> **THE INPUT**:

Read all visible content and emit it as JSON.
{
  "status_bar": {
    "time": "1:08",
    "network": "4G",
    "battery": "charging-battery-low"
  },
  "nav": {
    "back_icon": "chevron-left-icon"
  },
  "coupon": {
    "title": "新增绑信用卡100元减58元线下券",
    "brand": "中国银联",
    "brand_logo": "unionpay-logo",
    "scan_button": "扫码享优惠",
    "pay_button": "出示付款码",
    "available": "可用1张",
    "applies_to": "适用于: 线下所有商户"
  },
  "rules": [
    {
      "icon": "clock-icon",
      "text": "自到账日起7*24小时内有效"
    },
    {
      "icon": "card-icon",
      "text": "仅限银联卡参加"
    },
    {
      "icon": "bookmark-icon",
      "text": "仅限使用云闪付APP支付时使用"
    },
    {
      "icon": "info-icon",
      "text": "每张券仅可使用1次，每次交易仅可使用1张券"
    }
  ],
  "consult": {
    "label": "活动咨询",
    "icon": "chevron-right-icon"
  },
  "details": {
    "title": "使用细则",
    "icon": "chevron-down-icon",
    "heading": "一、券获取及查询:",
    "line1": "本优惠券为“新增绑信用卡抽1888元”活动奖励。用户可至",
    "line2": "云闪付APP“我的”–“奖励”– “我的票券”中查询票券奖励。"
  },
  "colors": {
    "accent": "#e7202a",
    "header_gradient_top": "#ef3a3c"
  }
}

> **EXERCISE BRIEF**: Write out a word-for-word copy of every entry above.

> **ANSWER BELOW**:
Read all visible content and emit it as JSON.
{
  "status_bar": {
    "time": "1:08",
    "network": "4G",
    "battery": "charging-battery-low"
  },
  "nav": {
    "back_icon": "chevron-left-icon"
  },
  "coupon": {
    "title": "新增绑信用卡100元减58元线下券",
    "brand": "中国银联",
    "brand_logo": "unionpay-logo",
    "scan_button": "扫码享优惠",
    "pay_button": "出示付款码",
    "available": "可用1张",
    "applies_to": "适用于: 线下所有商户"
  },
  "rules": [
    {
      "icon": "clock-icon",
      "text": "自到账日起7*24小时内有效"
    },
    {
      "icon": "card-icon",
      "text": "仅限银联卡参加"
    },
    {
      "icon": "bookmark-icon",
      "text": "仅限使用云闪付APP支付时使用"
    },
    {
      "icon": "info-icon",
      "text": "每张券仅可使用1次，每次交易仅可使用1张券"
    }
  ],
  "consult": {
    "label": "活动咨询",
    "icon": "chevron-right-icon"
  },
  "details": {
    "title": "使用细则",
    "icon": "chevron-down-icon",
    "heading": "一、券获取及查询:",
    "line1": "本优惠券为“新增绑信用卡抽1888元”活动奖励。用户可至",
    "line2": "云闪付APP“我的”–“奖励”– “我的票券”中查询票券奖励。"
  },
  "colors": {
    "accent": "#e7202a",
    "header_gradient_top": "#ef3a3c"
  }
}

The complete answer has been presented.